Saved data entries:
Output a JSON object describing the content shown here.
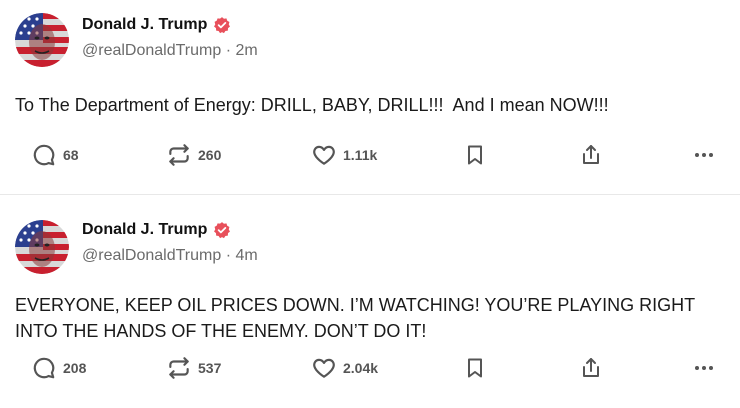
{
  "posts": [
    {
      "author": "Donald J. Trump",
      "handle": "@realDonaldTrump · 2m",
      "text": "To The Department of Energy: DRILL, BABY, DRILL!!!  And I mean NOW!!!",
      "replies": "68",
      "reposts": "260",
      "likes": "1.11k"
    },
    {
      "author": "Donald J. Trump",
      "handle": "@realDonaldTrump · 4m",
      "text": "EVERYONE, KEEP OIL PRICES DOWN. I’M WATCHING! YOU’RE PLAYING RIGHT INTO THE HANDS OF THE ENEMY. DON’T DO IT!",
      "replies": "208",
      "reposts": "537",
      "likes": "2.04k"
    }
  ],
  "colors": {
    "verified": "#e8505b",
    "icon": "#555555",
    "divider": "#e8e8e8"
  },
  "icons": [
    "verified-badge-icon",
    "reply-icon",
    "repost-icon",
    "like-icon",
    "bookmark-icon",
    "share-icon",
    "more-icon"
  ]
}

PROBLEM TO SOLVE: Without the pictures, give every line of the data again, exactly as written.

SOLUTION FOR THIS TASK:
Output a JSON object describing the content shown here.
{
  "posts": [
    {
      "author": "Donald J. Trump",
      "handle": "@realDonaldTrump · 2m",
      "text": "To The Department of Energy: DRILL, BABY, DRILL!!!  And I mean NOW!!!",
      "replies": "68",
      "reposts": "260",
      "likes": "1.11k"
    },
    {
      "author": "Donald J. Trump",
      "handle": "@realDonaldTrump · 4m",
      "text": "EVERYONE, KEEP OIL PRICES DOWN. I’M WATCHING! YOU’RE PLAYING RIGHT INTO THE HANDS OF THE ENEMY. DON’T DO IT!",
      "replies": "208",
      "reposts": "537",
      "likes": "2.04k"
    }
  ],
  "colors": {
    "verified": "#e8505b",
    "icon": "#555555",
    "divider": "#e8e8e8"
  },
  "icons": [
    "verified-badge-icon",
    "reply-icon",
    "repost-icon",
    "like-icon",
    "bookmark-icon",
    "share-icon",
    "more-icon"
  ]
}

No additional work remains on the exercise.